The single-nave church features a rectangular floor plan with inverted orientation compared to the ancient layout: indeed, the sanctuary was originally where the current entrance stands today. The nave is interspersed by pointed arches lying on buttresses which support a wooden beam roof (re-built in 1976). The space is characterised by three bays, the last featuring the slightly raised sanctuary area. The altar features a white plaster, 18th Century style triptych surrounded by the heads of angels and cherubs. The three niches house wooden statues of the Virgin Mary realised by the Poisa workshop (20th Century) and St. Bartholomew patron saint of farmers, butchers, tanners, and St. Benedict, founder of the Benedictine order.
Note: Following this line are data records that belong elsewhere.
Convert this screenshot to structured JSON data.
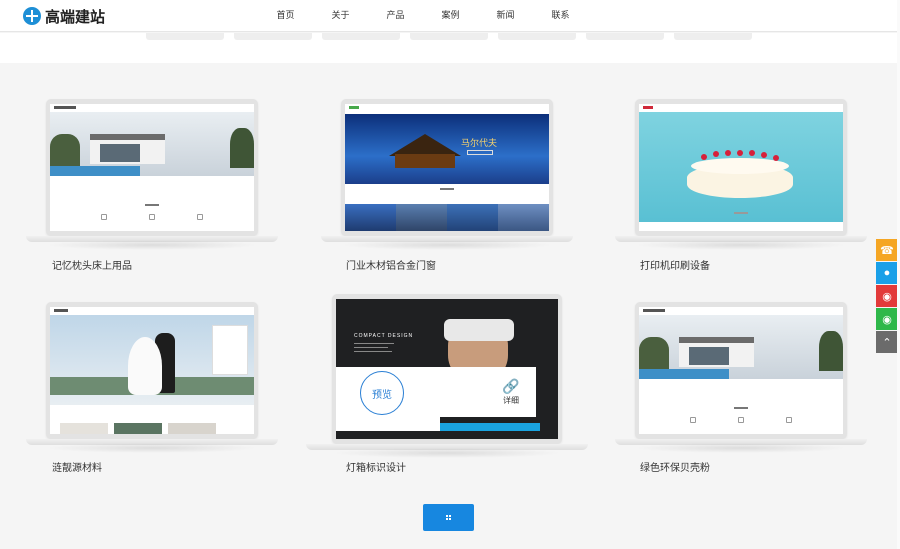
{
  "header": {
    "logo_text": "高端建站",
    "nav": [
      "首页",
      "关于",
      "产品",
      "案例",
      "新闻",
      "联系"
    ]
  },
  "resort": {
    "text": "马尔代夫"
  },
  "cards": [
    {
      "label": "记忆枕头床上用品"
    },
    {
      "label": "门业木材铝合金门窗"
    },
    {
      "label": "打印机印刷设备"
    },
    {
      "label": "涟靓源材料"
    },
    {
      "label": "灯箱标识设计"
    },
    {
      "label": "绿色环保贝壳粉"
    }
  ],
  "overlay": {
    "preview_label": "预览",
    "detail_label": "详细",
    "vr_title": "COMPACT DESIGN"
  },
  "colors": {
    "accent": "#1787e0",
    "side_phone": "#f5a623",
    "side_qq": "#1aa0e8",
    "side_weibo": "#e23a3a",
    "side_wechat": "#2fb84a",
    "side_top": "#6b6b6b"
  },
  "side_icons": [
    "phone-icon",
    "qq-icon",
    "weibo-icon",
    "wechat-icon",
    "back-to-top-icon"
  ]
}
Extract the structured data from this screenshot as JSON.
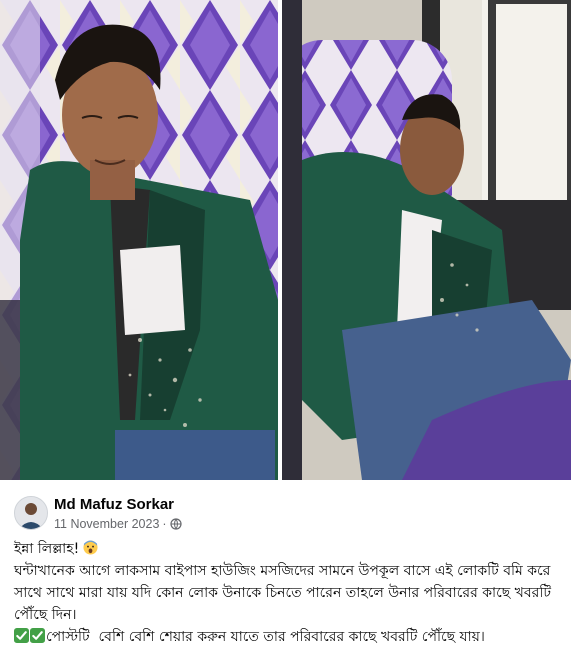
{
  "post": {
    "author": "Md Mafuz Sorkar",
    "date": "11 November 2023",
    "separator": "·",
    "privacy_icon": "globe-icon",
    "line1": "ইন্না লিল্লাহ!",
    "line1_emoji": "face-screaming-emoji",
    "line2": "ঘন্টাখানেক আগে লাকসাম বাইপাস হাউজিং মসজিদের সামনে উপকূল বাসে এই লোকটি বমি করে সাথে সাথে মারা যায় যদি কোন লোক উনাকে চিনতে পারেন তাহলে উনার পরিবারের কাছে খবরটি পৌঁছে দিন।",
    "line3_icons": [
      "check-mark-icon",
      "check-mark-icon"
    ],
    "line3": "পোস্টটি  বেশি বেশি শেয়ার করুন যাতে তার পরিবারের কাছে খবরটি পৌঁছে যায়।"
  },
  "photos": [
    {
      "name": "photo-left",
      "subject": "man-sleeping-on-bus-seat"
    },
    {
      "name": "photo-right",
      "subject": "man-slumped-against-bus-window"
    }
  ],
  "colors": {
    "text_primary": "#050505",
    "text_secondary": "#65676b",
    "check_green": "#43a047",
    "seat_purple": "#6a45b8",
    "shirt_green": "#1f5a45"
  }
}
Fresco fragments are found on multiple plaster layers on the walls of the nave, deteriorated in various points, realised by travelling artists between the late 14th and early 16th Century. They represent popular devotion and recall votive offering in terms of type and style, depicting the Madonna and Child on a throne and the saints revered by the population, on the sides: St. Anthony the Abbot, St. Bartholomew, St. Roch, St. Lucy, mostly in late gothic style. The fresco fragment of the Last supper is particularly interesting, an unusual theme among voting offerings. The frescos are enclosed in simple painted frames featuring the name of the commissioner and execution date. The most recent restorations of the adornments date back to 2011.